Differential stimulation of muscle protein synthesis in elderly humans following isocaloric ingestion of amino acids or whey protein
The loss of muscle mass associated with aging, a condition called sarcopenia, calls for both lifestyle adjustments, such as engaging in resistance exercise training, as well as nutritional interventions, such as increasing dietary protein intake with supplements. However, calorically dense protein supplements, including the ever-popular whey protein, can impact appetite and cause elderly patients to eat less, which offsets any muscle-stimulating gains of the protein. Therefore, it is necessary to find the most calorically efficient muscle-building supplement to help preserve muscle tissue and function in the aging population.

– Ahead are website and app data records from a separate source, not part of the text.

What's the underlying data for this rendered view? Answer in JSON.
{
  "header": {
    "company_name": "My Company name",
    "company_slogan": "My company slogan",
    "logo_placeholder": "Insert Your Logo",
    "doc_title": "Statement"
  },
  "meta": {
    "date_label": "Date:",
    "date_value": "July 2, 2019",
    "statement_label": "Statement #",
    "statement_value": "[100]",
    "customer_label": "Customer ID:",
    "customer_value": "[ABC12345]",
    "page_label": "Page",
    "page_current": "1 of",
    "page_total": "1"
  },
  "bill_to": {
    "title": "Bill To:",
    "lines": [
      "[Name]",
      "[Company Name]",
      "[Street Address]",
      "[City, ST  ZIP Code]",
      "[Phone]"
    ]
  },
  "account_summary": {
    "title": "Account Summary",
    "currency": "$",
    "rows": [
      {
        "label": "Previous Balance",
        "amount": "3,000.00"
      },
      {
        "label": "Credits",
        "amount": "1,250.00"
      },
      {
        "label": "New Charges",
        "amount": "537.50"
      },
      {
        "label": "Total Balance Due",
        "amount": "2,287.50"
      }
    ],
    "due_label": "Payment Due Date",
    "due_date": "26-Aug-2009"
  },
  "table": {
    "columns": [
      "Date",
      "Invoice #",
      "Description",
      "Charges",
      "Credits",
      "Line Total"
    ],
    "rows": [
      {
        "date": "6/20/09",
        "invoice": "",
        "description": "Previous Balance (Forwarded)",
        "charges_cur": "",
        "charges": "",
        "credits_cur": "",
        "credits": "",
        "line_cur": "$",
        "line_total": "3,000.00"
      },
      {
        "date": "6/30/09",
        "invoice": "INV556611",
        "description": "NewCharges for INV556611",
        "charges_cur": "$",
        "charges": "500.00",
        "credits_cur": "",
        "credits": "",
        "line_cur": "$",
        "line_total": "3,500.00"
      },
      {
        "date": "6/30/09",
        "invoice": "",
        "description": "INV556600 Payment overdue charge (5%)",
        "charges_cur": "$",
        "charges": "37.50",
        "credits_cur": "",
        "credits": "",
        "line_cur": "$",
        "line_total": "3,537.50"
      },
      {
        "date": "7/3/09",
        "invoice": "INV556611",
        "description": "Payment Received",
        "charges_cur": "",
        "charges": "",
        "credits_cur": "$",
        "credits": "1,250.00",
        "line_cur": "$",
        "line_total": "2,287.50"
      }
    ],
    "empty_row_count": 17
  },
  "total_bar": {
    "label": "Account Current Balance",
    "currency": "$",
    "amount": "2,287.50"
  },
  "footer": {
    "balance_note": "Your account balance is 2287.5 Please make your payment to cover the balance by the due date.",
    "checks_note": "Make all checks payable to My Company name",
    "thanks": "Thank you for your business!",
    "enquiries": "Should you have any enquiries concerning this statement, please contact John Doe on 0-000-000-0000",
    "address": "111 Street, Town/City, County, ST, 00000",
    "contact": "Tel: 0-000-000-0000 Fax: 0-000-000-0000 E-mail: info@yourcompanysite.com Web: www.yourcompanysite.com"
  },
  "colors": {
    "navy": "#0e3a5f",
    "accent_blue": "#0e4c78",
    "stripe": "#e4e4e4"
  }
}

Essential amino acids have been proven effective at stimulating muscle protein synthesis in the elderly, but the majority of the supplements on the market that contain essential amino acids are made of whey. This is one of the first studies to compare the anabolic effects of free essential amino acids (without the non-essential amino acids) to those of whey protein (which includes essential and non-essential amino acids) in the elderly.
Acute metabolic study
Number of Subjects
65 - 79
Researchers analyzed the response of muscle protein synthesis to consumption of 15 grams of whey protein versus consumption of an isocaloric amount of essential amino acids (EAAs) to determine the most effective approach to stimulating muscle growth in healthy elderly individuals.
Results showed that net phenylalanine uptake (reflecting net gain of muscle protein) was 3 times higher in the EAA group and that fractional synthetic rate (FSR) of mixed muscle protein, a primary indicator of muscle protein synthesis, was greatest in the EAA group as well. See figures 1 and 2 below.
Essential amino acids and whey protein both stimulate muscle protein synthesis in the elderly, with EAAs showing the greatest anabolic effect. EAAs are also a more energetically efficient nutritional supplement due to their minimal caloric load.
What makes EAAs more energetically efficient?
The 15-gram EAA and whey protein supplements used in this study were both 60 calories, but the whey supplement only contained half the EAAs. This suggests that 30 grams or more of whey protein might be needed to produce the same anabolic response as EAAs, which would increase caloric intake, especially when consumed 2 to 3 times a day. That’s an additional 360 calories that can greatly reduce appetite compared to the lighter caloric load of EAAs.
The loss of muscle mass that accompanies aging can greatly reduce functionality and quality of life. Nutritional therapies to help sustain muscle mass have mixed results, as many can unwittingly act as meal replacements and compromise appetite so that improvements are stalled. Essential amino acids are a promising nutritional intervention for maintaining muscle mass in the elderly, especially since they contain minimal calories and do not adversely affect appetite.
Paddon-Jones D, Sheffield-Moore M, Katsanos CS, Zhang XJ, Wolfe RR. Differential stimulation of muscle protein synthesis in elderly humans following isocaloric ingestion of amino acids or whey protein. Exp Gerontol. 2006;41(2):215-219. doi:10.1016/j.exger.2005.10.006